According to a 2013 Organization for Economic Co-operation and Development (OECD) survey on financial literacy, the financial literacy level in Thailand was 58.5%, below the study’s average score of 62.3%, taking into account financial literacy in 14 participating countries.

An in-depth study indicated by the Ministry of Finance that students, people with low incomes and farmers are those with the most pressing need for financial literacy education.
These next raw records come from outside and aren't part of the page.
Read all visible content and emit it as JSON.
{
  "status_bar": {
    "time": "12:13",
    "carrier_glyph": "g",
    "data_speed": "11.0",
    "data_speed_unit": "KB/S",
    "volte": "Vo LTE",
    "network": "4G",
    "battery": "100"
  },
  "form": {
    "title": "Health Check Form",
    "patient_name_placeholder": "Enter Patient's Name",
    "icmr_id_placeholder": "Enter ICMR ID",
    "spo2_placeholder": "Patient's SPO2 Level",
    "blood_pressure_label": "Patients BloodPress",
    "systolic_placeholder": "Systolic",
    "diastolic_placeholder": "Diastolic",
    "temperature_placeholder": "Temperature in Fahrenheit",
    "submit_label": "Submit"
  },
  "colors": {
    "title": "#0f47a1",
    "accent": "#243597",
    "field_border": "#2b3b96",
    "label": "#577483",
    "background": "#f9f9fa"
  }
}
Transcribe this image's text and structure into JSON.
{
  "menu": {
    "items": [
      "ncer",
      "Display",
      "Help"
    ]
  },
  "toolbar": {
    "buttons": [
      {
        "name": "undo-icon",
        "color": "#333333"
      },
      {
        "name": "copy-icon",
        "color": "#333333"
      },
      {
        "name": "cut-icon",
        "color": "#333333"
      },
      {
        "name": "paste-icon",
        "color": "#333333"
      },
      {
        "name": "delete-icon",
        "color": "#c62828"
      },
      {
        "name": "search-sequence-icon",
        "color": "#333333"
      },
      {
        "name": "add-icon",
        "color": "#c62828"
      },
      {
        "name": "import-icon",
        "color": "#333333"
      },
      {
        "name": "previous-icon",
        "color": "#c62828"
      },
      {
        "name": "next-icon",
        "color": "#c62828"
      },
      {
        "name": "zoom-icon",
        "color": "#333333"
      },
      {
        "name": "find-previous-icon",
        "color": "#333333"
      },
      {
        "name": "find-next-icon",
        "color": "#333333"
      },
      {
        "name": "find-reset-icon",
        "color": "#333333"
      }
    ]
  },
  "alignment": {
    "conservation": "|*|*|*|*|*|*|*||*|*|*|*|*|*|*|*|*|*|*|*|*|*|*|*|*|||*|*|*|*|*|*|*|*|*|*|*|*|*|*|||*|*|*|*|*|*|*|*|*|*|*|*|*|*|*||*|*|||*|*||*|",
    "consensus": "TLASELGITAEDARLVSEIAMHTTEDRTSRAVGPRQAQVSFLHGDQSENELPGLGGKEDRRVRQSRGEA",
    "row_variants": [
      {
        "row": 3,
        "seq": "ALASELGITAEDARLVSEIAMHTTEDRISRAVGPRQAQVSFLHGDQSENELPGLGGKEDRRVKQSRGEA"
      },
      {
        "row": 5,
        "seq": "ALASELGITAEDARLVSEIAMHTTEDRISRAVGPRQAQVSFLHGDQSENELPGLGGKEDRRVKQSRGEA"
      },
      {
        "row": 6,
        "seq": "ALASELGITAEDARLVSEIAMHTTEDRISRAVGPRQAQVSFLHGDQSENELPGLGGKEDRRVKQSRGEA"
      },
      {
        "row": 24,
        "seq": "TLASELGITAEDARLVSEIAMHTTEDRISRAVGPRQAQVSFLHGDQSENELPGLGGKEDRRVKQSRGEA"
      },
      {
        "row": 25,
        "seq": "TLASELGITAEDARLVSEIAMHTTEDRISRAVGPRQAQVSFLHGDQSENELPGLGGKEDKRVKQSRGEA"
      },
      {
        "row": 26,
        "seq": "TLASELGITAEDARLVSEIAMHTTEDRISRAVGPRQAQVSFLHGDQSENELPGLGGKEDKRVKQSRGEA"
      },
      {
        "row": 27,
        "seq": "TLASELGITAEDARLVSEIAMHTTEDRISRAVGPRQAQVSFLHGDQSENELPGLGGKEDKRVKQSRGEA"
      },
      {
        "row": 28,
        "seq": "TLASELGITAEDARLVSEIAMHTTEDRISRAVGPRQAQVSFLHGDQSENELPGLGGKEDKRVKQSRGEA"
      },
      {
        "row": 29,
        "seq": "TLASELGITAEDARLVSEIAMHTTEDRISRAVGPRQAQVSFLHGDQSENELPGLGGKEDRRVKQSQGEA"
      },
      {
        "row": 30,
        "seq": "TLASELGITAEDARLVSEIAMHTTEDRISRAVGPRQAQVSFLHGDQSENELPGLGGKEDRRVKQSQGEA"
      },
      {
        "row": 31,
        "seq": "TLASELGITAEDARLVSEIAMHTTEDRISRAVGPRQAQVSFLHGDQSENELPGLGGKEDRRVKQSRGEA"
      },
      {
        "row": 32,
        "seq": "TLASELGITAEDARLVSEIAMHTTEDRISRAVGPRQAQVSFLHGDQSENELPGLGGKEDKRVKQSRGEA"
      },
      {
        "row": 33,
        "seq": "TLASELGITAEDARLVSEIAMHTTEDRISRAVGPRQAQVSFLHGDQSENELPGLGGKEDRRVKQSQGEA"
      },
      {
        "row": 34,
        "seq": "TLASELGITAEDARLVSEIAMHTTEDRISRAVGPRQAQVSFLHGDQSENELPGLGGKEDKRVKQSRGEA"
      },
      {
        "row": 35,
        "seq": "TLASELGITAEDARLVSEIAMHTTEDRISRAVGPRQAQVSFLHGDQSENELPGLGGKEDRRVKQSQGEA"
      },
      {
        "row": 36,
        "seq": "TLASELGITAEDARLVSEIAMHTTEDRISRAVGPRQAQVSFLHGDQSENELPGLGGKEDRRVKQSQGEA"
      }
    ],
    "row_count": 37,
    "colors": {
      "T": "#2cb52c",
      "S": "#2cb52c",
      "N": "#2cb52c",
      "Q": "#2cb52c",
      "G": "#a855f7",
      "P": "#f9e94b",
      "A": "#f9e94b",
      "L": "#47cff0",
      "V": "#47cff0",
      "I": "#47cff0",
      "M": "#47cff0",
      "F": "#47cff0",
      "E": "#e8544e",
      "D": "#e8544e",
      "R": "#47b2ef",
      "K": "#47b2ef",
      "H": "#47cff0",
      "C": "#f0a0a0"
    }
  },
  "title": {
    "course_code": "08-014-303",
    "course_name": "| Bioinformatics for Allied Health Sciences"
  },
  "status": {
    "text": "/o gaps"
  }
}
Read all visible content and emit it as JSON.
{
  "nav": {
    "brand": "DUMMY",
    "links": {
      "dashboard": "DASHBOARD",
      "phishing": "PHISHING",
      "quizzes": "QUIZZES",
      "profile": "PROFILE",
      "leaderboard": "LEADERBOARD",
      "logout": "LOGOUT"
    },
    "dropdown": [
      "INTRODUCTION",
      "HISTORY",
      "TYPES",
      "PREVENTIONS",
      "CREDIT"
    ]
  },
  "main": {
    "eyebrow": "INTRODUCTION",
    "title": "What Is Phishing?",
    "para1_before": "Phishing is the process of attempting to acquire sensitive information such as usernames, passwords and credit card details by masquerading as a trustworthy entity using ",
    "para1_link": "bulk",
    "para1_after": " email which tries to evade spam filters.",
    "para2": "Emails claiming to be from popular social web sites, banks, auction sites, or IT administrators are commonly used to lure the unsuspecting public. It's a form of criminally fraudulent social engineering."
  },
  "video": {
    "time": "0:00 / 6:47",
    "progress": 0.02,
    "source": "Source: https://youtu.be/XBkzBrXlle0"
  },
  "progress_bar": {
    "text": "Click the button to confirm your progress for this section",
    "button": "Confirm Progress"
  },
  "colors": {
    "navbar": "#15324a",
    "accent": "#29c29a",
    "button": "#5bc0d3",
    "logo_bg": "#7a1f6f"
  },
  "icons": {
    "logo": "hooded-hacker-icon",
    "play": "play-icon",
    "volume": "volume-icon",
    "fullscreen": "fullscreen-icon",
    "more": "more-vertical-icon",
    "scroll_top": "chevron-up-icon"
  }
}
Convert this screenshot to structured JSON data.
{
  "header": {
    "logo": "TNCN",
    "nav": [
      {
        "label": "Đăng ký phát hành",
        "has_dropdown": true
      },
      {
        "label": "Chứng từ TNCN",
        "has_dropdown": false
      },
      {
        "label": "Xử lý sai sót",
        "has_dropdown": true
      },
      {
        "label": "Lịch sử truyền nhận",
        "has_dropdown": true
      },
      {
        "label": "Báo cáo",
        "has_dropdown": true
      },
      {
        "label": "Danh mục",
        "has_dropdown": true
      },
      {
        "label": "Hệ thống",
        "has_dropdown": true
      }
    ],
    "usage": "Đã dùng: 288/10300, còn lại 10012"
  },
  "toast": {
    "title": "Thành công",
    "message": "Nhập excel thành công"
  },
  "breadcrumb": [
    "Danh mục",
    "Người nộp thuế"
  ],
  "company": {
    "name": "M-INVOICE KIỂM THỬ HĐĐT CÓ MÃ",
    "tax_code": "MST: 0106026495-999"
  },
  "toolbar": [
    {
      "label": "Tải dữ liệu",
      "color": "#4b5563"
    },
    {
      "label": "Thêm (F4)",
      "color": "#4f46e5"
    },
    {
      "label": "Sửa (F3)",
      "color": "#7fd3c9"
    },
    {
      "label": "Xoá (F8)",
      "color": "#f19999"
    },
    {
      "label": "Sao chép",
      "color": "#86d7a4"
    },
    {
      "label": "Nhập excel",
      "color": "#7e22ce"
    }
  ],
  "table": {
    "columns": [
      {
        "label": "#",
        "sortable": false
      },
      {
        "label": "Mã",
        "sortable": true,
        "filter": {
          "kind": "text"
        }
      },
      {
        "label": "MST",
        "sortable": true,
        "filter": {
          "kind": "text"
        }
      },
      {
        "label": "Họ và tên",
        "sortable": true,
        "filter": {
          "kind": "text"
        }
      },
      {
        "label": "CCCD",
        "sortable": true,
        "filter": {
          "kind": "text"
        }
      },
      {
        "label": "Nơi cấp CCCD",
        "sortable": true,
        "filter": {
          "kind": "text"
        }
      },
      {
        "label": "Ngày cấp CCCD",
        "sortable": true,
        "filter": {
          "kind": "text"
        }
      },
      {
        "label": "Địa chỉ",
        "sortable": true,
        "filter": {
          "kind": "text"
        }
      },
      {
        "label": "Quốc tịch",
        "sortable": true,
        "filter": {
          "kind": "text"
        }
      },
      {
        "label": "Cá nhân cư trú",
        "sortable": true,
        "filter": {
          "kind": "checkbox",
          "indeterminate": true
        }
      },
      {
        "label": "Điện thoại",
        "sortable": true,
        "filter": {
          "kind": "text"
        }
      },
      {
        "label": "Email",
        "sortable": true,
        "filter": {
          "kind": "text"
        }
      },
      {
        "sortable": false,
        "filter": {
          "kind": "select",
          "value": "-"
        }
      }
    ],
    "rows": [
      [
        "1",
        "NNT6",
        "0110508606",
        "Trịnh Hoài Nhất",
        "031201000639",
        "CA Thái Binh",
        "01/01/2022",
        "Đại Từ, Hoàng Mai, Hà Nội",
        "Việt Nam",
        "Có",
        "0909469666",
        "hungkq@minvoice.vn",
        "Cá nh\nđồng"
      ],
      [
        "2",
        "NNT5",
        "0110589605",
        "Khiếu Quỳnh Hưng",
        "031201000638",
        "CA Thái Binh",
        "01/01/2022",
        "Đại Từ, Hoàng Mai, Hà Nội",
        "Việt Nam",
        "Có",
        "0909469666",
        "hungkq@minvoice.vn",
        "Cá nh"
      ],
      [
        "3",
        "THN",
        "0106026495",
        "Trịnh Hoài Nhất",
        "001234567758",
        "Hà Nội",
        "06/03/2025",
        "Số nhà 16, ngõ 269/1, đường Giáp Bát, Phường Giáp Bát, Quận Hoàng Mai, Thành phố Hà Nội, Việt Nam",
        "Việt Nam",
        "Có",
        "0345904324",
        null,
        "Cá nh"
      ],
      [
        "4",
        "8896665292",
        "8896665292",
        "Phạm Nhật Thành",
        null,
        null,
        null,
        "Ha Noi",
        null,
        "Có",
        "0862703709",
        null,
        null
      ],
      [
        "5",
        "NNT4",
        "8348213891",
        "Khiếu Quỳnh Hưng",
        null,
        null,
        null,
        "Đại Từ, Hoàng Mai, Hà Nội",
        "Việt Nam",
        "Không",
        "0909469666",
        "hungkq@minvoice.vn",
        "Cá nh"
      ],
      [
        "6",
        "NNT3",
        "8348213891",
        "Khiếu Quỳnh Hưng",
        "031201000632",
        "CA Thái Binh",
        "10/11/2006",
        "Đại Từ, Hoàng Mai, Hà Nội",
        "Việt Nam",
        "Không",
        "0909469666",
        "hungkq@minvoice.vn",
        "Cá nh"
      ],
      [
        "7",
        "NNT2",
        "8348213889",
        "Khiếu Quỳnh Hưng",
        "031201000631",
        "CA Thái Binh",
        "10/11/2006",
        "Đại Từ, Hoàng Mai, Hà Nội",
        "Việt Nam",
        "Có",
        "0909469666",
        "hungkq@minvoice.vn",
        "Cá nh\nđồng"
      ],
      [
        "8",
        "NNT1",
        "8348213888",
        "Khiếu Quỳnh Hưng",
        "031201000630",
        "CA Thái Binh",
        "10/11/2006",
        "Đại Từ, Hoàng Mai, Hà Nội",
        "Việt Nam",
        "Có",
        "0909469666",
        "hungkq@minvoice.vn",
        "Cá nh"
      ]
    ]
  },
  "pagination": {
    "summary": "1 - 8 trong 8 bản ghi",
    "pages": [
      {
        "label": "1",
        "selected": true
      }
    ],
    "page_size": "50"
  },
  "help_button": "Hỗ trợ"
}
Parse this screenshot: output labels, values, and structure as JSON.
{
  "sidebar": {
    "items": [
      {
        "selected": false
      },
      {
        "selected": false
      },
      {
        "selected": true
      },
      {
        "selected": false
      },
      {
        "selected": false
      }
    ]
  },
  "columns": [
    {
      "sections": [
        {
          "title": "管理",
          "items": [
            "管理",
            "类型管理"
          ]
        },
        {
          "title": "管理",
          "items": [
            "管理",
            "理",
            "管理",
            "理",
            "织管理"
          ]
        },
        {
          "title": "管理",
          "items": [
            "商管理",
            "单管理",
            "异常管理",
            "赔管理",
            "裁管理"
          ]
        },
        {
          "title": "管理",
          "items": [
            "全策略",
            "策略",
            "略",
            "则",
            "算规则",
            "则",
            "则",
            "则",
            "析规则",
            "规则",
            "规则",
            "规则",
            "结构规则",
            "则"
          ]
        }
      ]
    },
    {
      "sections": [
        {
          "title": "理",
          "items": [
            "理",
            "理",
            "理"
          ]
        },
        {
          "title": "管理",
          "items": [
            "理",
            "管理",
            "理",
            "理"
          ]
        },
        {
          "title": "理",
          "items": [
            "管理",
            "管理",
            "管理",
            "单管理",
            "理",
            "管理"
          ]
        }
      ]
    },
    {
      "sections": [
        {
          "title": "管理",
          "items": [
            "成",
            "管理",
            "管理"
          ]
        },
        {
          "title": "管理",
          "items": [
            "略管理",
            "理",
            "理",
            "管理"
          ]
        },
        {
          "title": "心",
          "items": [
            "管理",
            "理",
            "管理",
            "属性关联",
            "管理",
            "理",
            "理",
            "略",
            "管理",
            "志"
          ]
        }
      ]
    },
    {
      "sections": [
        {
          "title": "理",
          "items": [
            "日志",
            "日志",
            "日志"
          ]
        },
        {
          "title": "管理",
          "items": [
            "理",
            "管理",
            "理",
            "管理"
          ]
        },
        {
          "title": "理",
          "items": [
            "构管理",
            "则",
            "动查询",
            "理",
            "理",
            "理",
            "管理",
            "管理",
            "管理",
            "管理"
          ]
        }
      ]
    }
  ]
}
Furthermore, Thailand’s household debt-to-GDP ratio rose to 82.3% at the end of 2013, a significant increase from the 55.6% level in 2008.

Mr. Cholvijarn added that “Kenan Institute and Citi Foundation are calling for collaboration from all sectors to develop concrete education guidelines for financial literacy to be used throughout the country.”

The 1st Stakeholder Meeting “Literacy Improvement for Better Finance in Thailand: Direction and Trend of Thailand’s Financial Education Development” was kicked off as a forum with representatives from the government, private sector and civil society in attendance to discuss and exchange information to be used as guidelines for the provision of financial literacy to the public at all levels.

In the longer-term, the project will encourage stronger financial knowledge skills for the general public and establish a “National Agenda” on financial literacy with cooperation from the government, private sector, and civil society.

Citi Foundation has organized a suite of financial education projects focused on personal financial management including the Citi-FT Financial Education Summit, At-Risk Women, Teacher’s Money Sense, Citi Microfinance Community Savings Group Project and many more.

In 2013, Citi Foundation provided over 720 million baht worth of financial support to organizations helping improve financial literacy education globally. Additionally, Citi Foundation brings together Citi volunteers, partners, academics and others working in financial literacy to share best practices and identify trends in financial literacy education at all levels.

About Citi:

Citi, the leading global bank, has approximately 200 million customer accounts and does business in more than 160 countries and jurisdictions. Citi provides consumers, corporations, governments and institutions with a broad range of financial products and services, including consumer banking and credit, corporate and investment banking, securities brokerage, transaction services, and wealth management.

Citi Foundation – The Citi Foundation works to promote economic progress in communities around the world and focuses on initiatives that expand financial inclusion. We collaborate with best-in-class partners to create measurable economic improvements that strengthen low-income families and communities. Through a “More than Philanthropy” approach, Citi’s business resources and human capital enhance our philanthropic investments and impact. For more information, visit www.citifoundation.com.

Kenan Foundation Asia is a knowledge and capacity building organization implementing results-oriented, social and economic development programming on a not-for-profit basis.  With our headquarters in Bangkok, we conduct activities in Cambodia, Lao PDR, Myanmar, Thailand and Vietnam, as well as regional activities in Southeast Asia. Our focus areas include business and economic development, education, public health, and corporate social responsibility.  Kenan has been implementing financial literacy education and training projects in Thailand for SMEs, teachers, students, low-skilled workers and community members for over 15 years.

admin

Leave a Reply

Your email address will not be published. Required fields are marked *

19 − 16 =